Looking at the records below, say how many lines include "legend", and add nothing else.

## [Given data]
::::::::
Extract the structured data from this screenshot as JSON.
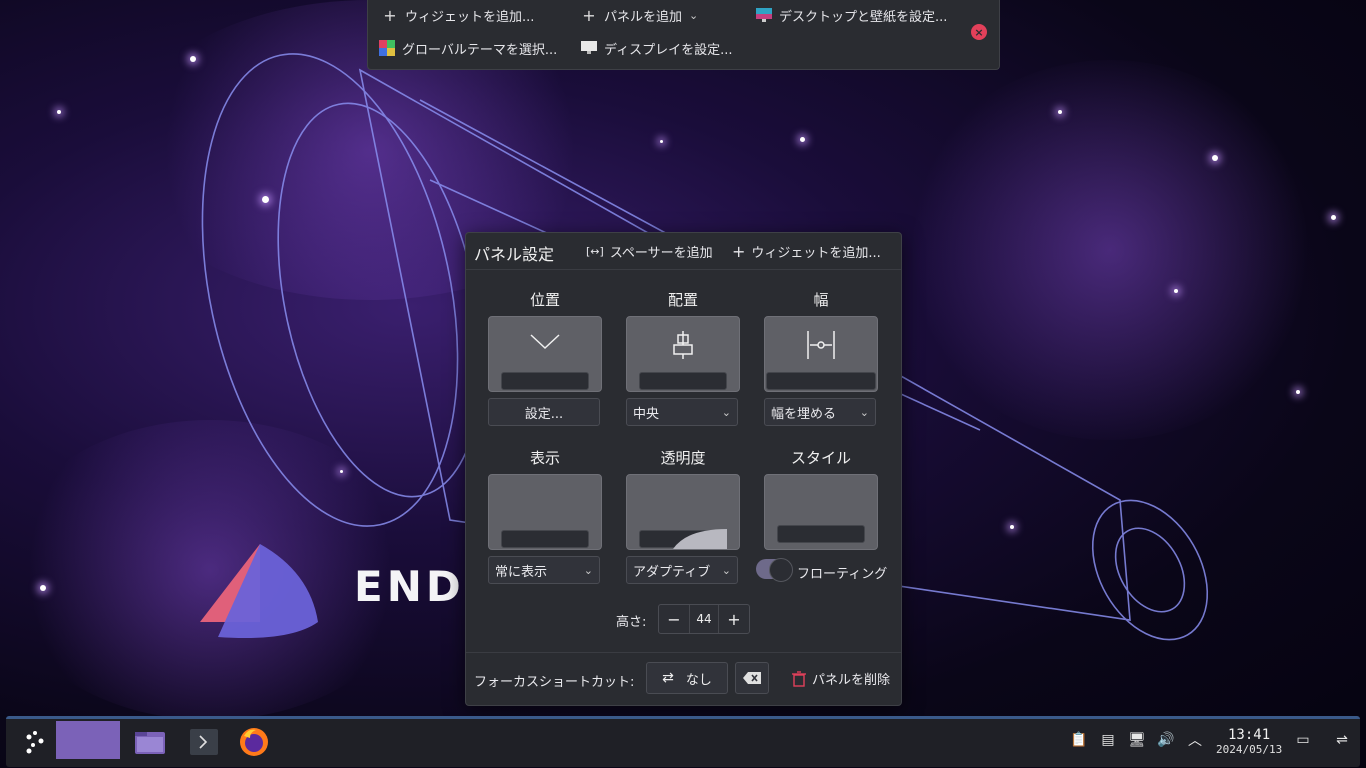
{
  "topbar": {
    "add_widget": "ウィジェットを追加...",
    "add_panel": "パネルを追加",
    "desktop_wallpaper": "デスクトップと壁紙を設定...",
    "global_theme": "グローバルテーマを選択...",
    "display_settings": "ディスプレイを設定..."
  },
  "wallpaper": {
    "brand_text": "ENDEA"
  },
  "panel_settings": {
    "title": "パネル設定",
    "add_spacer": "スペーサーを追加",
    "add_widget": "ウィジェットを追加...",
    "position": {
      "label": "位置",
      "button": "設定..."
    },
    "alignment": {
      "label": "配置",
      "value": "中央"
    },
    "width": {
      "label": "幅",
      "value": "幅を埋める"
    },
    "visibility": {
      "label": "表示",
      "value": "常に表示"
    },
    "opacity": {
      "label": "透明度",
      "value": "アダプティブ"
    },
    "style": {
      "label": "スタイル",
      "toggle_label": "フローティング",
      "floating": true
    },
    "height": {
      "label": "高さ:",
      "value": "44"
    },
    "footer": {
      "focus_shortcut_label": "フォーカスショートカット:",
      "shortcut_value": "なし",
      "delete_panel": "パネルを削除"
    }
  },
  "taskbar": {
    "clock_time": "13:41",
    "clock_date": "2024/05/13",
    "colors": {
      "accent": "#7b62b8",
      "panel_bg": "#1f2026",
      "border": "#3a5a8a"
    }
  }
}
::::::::
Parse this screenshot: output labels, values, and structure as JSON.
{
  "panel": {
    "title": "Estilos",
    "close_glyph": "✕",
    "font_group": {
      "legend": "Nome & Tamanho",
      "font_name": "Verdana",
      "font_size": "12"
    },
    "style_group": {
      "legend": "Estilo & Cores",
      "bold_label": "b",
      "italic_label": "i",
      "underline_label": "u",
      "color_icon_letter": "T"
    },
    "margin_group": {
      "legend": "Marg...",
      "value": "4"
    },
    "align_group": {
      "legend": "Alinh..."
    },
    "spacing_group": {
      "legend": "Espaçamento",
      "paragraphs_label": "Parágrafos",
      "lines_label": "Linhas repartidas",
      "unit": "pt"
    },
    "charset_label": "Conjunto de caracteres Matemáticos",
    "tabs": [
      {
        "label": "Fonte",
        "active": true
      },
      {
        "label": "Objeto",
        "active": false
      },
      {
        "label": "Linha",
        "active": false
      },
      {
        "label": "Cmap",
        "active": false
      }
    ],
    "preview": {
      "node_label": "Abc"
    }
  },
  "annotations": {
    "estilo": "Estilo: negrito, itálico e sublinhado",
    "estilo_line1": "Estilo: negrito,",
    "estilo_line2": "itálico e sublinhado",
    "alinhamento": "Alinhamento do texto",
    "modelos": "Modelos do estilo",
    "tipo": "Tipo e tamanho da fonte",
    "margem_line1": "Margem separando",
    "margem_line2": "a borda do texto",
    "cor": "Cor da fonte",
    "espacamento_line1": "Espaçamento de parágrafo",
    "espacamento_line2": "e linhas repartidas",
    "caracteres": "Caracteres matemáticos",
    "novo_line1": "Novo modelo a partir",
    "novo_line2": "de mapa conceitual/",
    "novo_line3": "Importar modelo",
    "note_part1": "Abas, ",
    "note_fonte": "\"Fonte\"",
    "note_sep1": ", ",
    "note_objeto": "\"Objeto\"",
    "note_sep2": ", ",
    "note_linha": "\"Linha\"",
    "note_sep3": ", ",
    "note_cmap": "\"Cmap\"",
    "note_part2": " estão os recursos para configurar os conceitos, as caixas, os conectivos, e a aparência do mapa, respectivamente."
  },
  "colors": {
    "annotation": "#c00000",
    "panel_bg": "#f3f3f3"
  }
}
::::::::
## [Task answer]
5